This learning activity is a climate change musical for K-12, youth groups or faith organizations. Shine weaves together climate science and performance art into a fun and powerful story, which spans 300 million years of geological time to convey how humanity, energy, and climate are interrelated.

This activity introduces students to different forms of energy, energy transformations, energy storage, and the flow of energy through systems. Students learn that most energy can be traced back to nuclear fusion on the sun.

This is a classroom activity about the forcing mechanisms for the most recent cold period: the Little Ice Age (1350-1850). Students receive data about tree ring records, solar activity, and volcanic eruptions during this time period. By comparing and contrasting time intervals when tree growth was at a minimum, solar activity was low, and major volcanic eruptions occurred, they draw conclusions about possible natural causes of climate change and identify factors that may indicate climate change.

This lesson is a lab in which students use thermometers, white and dark paper, and lamps to measure differences in albedo between the light and dark materials. Connections are made to albedo in Antarctica.

In this short video, atmospheric scientist Scott Denning gives a candid and entertaining explanation of how greenhouse gases in Earth's atmosphere warm our planet.

This interactive visualization adapted from NASA and the U.S. Geological Survey illustrates the concept of albedo, which is the measure of how much solar radiation is reflected from Earth's surface.

This qualitative graphic illustrates the various factors that affect the amount of solar radiation hitting or being absorbed by Earth's surface such as aerosols, clouds, and albedo.

This is an animation from the US Environmental Protection Agency's Students Guide to Global Climate Change, one of a series of web pages and videos about the basics of the greenhouse effect.

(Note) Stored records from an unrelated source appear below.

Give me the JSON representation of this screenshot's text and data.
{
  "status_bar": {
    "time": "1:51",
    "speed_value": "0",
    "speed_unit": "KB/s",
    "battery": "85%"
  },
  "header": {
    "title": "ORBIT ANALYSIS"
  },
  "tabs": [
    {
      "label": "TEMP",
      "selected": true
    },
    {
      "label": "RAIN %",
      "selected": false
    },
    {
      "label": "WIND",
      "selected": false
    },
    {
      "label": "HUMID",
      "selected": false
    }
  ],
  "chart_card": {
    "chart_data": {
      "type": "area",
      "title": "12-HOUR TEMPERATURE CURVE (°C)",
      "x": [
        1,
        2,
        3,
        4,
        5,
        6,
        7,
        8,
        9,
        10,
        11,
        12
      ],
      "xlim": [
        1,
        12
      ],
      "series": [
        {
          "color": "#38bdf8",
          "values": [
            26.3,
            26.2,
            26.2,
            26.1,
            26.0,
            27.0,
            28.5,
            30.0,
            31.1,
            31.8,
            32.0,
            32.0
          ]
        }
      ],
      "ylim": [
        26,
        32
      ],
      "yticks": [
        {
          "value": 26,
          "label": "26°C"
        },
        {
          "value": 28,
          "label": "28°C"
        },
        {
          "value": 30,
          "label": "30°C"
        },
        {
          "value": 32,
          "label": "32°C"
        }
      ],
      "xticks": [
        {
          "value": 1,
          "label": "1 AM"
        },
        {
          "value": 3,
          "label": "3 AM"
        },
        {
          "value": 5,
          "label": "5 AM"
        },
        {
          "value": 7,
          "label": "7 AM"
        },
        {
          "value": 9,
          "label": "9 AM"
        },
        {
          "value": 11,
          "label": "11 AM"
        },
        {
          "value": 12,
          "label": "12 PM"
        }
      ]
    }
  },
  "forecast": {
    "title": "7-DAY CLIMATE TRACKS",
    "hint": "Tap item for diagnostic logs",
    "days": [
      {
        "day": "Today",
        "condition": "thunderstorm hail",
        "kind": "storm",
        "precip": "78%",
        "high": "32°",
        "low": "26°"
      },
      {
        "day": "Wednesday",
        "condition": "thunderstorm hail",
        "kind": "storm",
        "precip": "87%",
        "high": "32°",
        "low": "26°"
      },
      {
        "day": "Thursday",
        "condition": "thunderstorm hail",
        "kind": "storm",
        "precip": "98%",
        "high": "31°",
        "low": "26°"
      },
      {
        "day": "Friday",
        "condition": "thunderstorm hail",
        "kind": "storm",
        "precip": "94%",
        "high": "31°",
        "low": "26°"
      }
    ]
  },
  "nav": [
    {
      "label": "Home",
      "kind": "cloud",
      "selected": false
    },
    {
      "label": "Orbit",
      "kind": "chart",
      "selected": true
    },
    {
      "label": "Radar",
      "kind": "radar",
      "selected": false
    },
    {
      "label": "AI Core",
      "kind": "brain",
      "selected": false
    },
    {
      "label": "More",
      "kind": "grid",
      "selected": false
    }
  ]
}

This 15-panel interactive from NOVA Online describes some of the factors (such as Earth's rotation and the sun's uneven heating of Earth's surface) contributing to the formation of the high-speed eastward flows of the jet streams, found near the top of the troposphere. These jet streams play a major role in guiding weather systems.

This video succinctly explains the mechanism of the natural greenhouse effect and the cause of global climate change (anthropogenic global warming). It is short, basic, and to the point. It's also available in 12 languages!